Dr. Komorowski retiring
By AMY KALVIG
Throughout his career, he delivered well over 10,000 babies, while focusing on preventative medicine for women.
It’s been a remarkable career, but it’s time for this obstetrician/gynecologist to settle down and retire, so by the end of 2012, Frank Komorowski, M.D., will retire.
“I’m retiring for medical reasons,” he said recently.
Komorowski was diagnosed with pancreatic cancer in December of 2010, and had surgery the next month.
After undergoing chemotherapy, radiation and another chemotherapy, things seemed to be going well until this past September, when he learned the cancer had metastasized to his liver.
Then, last month, while undergoing another round of chemotherapy, Komorowski developed pneumonia. It was at that time that he, and his wife, Dr. Mary J. Wall, discussed his retirement.
“I want this to be a smooth transition, and to make sure my patients are well taken care of,” Komorowski said.
He plans to see patients until the end of December, then his office will remain open, but no patients will be seen.
“At the start of 2013, it will be time to get the rest of my life in order,” he said.
He and his wife, a radiologist and attorney, have been married for 30 years.
“I always joke and say, ‘It’s been the best 25 years of my life,’” he said with a chuckle.
Komorowski spoke passionately of his two sons, Michael and John, and his wife.
“Besides being my wife, she is also my best friend,” Komorowski said through tears.
Making sure that his sons and wife are situated is part of what Komorowski plans to accomplish during his retirement.
“My wife won’t be burdened with anything,” he said.
But getting his affairs in order isn’t all he has planned for his retirement.
“I have several projects lined up,” he said. “Ten years ago, I created a “bucket list,” but I took another look at it, and realistically scratched a few things from the list.”
Some of the things that remain on that list are a trip to Paris, France, a week in Spain and a river tour of Moscow-St. Petersburg.
“And there are a couple of books I’d like to write,” Komorowski said. “I’ve been a published author, having written a book called Electron Probe Microanalysis, but that was a long time ago, and the book is out of print now.”
Such a topic may seem strange, until one realizes that Komorowski’s first degrees were in mathematics and metallurgical engineering.

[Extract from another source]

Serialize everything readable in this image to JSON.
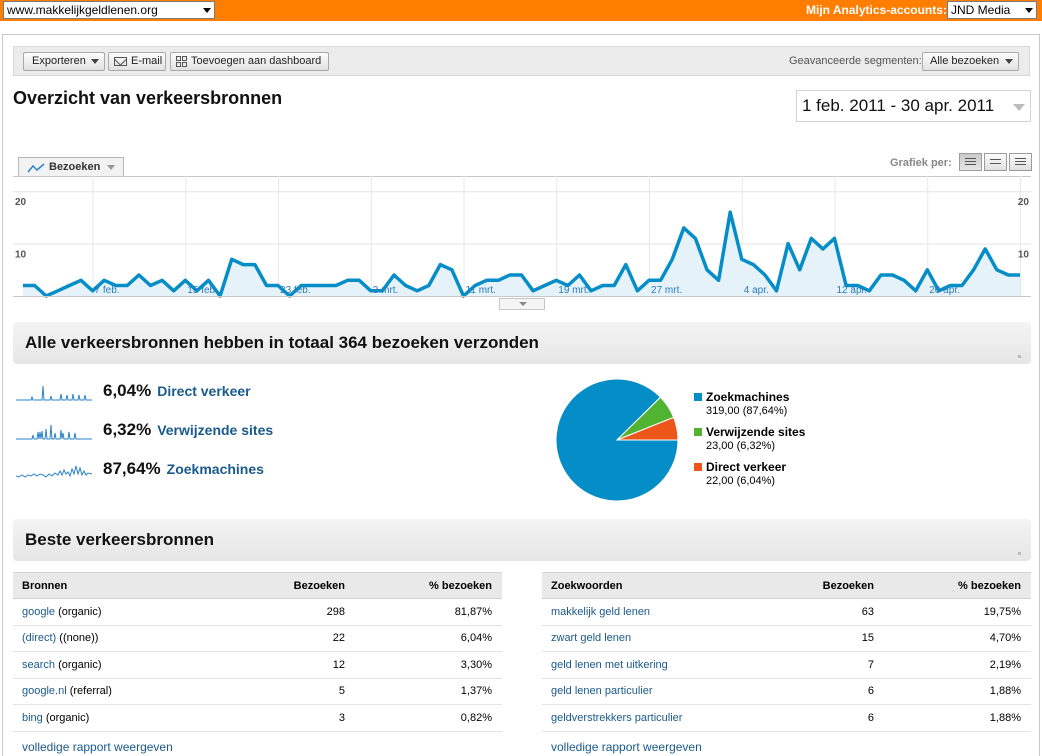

“I worked for two years at Boeing as a materials engineer,” he said.
He made a switch to study medicine after he became less interested in that field.
“I studied medicine at the oldest medical school in the world,” Komorowski said of the University of Salamanca, in Spain, which has been around since the 14th century.
His decision to study medicine stemmed from an altruistic perspective.
“I like to think I’m old school in that I went into the field to help people,” Komorowski said.
And, he decided to study obstetrics and gynecology because of the nature of the field.
“It’s a nice field to go into. Gynecology is the stalwart of preventative healthcare,” he said. “The patients you see are, for the most part, healthy, and, are looking to stay healthy.”
Women, in general, are good at getting their annual exams, but, “men just don’t do that,” he added.
Komorowski, who has an honorary law degree from Widener University, also said that there is much joy in his field of medicine.
“I’ve helped to bring over 10,000 babies into the world,” he said with a smile.
It can also be said that Dr. Komorowski has changed many lives for the better.
“I’ve been able to cure many problems via surgery,” he said.
Another aspect of Komorowski’s life that enables him to help is through his dedication to altruism.
A wine connoisseur, Dr. Komorowski, and his wife have developed a deep appreciation for fine wine.
“At one point in time, we owned around 49,000 bottles of wine,” he said, indicating that he currently owns about eight to 10,000 bottles.
Much of the wine Komorowski owns comes from Europe, and, more specifically, Germany.
“We came to know a family there who had a nice wine cellar,” he said, explaining that Europeans don’t move around as often as Americans do, so the wine stays in the same family, and in the same cellars for decades, which, ultimately, maintains the integrity of the wine.
Komorowski’s passion for wine extends beyond his own enjoyment.
“We use the wine cellar a lot for donations to charity,” he said.
The biggest event in which the Komorowskis partake is the Nashville Wine Auction’s l’Eté du Vin which is held annually in Nashville to help raise money for the American Cancer Society for Children.
“At l’Eté du Vin, they auction off dinners, trips and wine,” Komorowski explained. “It raises about $1 million for them, and we like that it’s for the children.”
Other organizations to which Komorowski donates wine include the Lyric Opera in Chicago, Russian Orchestra in San Francisco and Meals on Wheels.
Komorowski’s office, 1355 W. Main St., Suite D, Bellevue, will remain open for the transferring of patients, but no patients will be seen after Jan. 1.